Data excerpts
************

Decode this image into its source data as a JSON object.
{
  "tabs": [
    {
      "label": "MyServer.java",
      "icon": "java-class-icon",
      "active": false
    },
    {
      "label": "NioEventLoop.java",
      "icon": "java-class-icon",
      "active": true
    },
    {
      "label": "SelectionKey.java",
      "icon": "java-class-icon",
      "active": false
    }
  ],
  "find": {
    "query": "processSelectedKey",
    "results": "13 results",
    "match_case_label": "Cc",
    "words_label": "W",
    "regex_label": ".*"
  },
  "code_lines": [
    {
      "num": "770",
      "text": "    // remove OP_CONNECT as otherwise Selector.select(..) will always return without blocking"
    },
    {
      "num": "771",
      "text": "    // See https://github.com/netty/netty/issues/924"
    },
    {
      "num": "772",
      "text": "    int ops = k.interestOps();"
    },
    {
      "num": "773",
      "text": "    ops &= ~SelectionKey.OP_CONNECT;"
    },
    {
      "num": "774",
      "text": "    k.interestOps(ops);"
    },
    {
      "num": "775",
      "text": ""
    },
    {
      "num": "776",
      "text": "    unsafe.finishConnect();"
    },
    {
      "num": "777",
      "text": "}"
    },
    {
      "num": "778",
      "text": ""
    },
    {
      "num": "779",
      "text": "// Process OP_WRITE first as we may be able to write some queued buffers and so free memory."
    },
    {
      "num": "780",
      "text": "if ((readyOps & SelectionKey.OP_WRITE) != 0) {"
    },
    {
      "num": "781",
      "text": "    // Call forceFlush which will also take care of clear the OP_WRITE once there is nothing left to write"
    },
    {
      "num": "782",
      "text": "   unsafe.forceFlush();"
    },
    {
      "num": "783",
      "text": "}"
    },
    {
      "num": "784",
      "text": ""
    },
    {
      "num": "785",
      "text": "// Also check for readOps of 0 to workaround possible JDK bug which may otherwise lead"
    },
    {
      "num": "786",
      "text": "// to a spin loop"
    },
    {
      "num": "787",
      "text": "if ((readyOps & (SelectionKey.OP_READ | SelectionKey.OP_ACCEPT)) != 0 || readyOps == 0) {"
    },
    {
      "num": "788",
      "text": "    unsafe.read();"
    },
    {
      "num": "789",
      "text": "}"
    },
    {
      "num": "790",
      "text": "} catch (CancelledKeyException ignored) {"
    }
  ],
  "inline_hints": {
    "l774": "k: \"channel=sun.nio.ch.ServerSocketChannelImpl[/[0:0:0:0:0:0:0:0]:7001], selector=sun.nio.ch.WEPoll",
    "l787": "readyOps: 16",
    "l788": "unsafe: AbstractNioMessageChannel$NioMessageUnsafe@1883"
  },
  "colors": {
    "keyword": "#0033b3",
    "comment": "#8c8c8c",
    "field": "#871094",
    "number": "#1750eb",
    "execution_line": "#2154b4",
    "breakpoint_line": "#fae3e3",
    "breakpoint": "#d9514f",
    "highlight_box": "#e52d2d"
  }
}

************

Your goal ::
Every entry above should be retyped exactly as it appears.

Solution for this problem ::
Decode this image into its source data as a JSON object.
{
  "tabs": [
    {
      "label": "MyServer.java",
      "icon": "java-class-icon",
      "active": false
    },
    {
      "label": "NioEventLoop.java",
      "icon": "java-class-icon",
      "active": true
    },
    {
      "label": "SelectionKey.java",
      "icon": "java-class-icon",
      "active": false
    }
  ],
  "find": {
    "query": "processSelectedKey",
    "results": "13 results",
    "match_case_label": "Cc",
    "words_label": "W",
    "regex_label": ".*"
  },
  "code_lines": [
    {
      "num": "770",
      "text": "    // remove OP_CONNECT as otherwise Selector.select(..) will always return without blocking"
    },
    {
      "num": "771",
      "text": "    // See https://github.com/netty/netty/issues/924"
    },
    {
      "num": "772",
      "text": "    int ops = k.interestOps();"
    },
    {
      "num": "773",
      "text": "    ops &= ~SelectionKey.OP_CONNECT;"
    },
    {
      "num": "774",
      "text": "    k.interestOps(ops);"
    },
    {
      "num": "775",
      "text": ""
    },
    {
      "num": "776",
      "text": "    unsafe.finishConnect();"
    },
    {
      "num": "777",
      "text": "}"
    },
    {
      "num": "778",
      "text": ""
    },
    {
      "num": "779",
      "text": "// Process OP_WRITE first as we may be able to write some queued buffers and so free memory."
    },
    {
      "num": "780",
      "text": "if ((readyOps & SelectionKey.OP_WRITE) != 0) {"
    },
    {
      "num": "781",
      "text": "    // Call forceFlush which will also take care of clear the OP_WRITE once there is nothing left to write"
    },
    {
      "num": "782",
      "text": "   unsafe.forceFlush();"
    },
    {
      "num": "783",
      "text": "}"
    },
    {
      "num": "784",
      "text": ""
    },
    {
      "num": "785",
      "text": "// Also check for readOps of 0 to workaround possible JDK bug which may otherwise lead"
    },
    {
      "num": "786",
      "text": "// to a spin loop"
    },
    {
      "num": "787",
      "text": "if ((readyOps & (SelectionKey.OP_READ | SelectionKey.OP_ACCEPT)) != 0 || readyOps == 0) {"
    },
    {
      "num": "788",
      "text": "    unsafe.read();"
    },
    {
      "num": "789",
      "text": "}"
    },
    {
      "num": "790",
      "text": "} catch (CancelledKeyException ignored) {"
    }
  ],
  "inline_hints": {
    "l774": "k: \"channel=sun.nio.ch.ServerSocketChannelImpl[/[0:0:0:0:0:0:0:0]:7001], selector=sun.nio.ch.WEPoll",
    "l787": "readyOps: 16",
    "l788": "unsafe: AbstractNioMessageChannel$NioMessageUnsafe@1883"
  },
  "colors": {
    "keyword": "#0033b3",
    "comment": "#8c8c8c",
    "field": "#871094",
    "number": "#1750eb",
    "execution_line": "#2154b4",
    "breakpoint_line": "#fae3e3",
    "breakpoint": "#d9514f",
    "highlight_box": "#e52d2d"
  }
}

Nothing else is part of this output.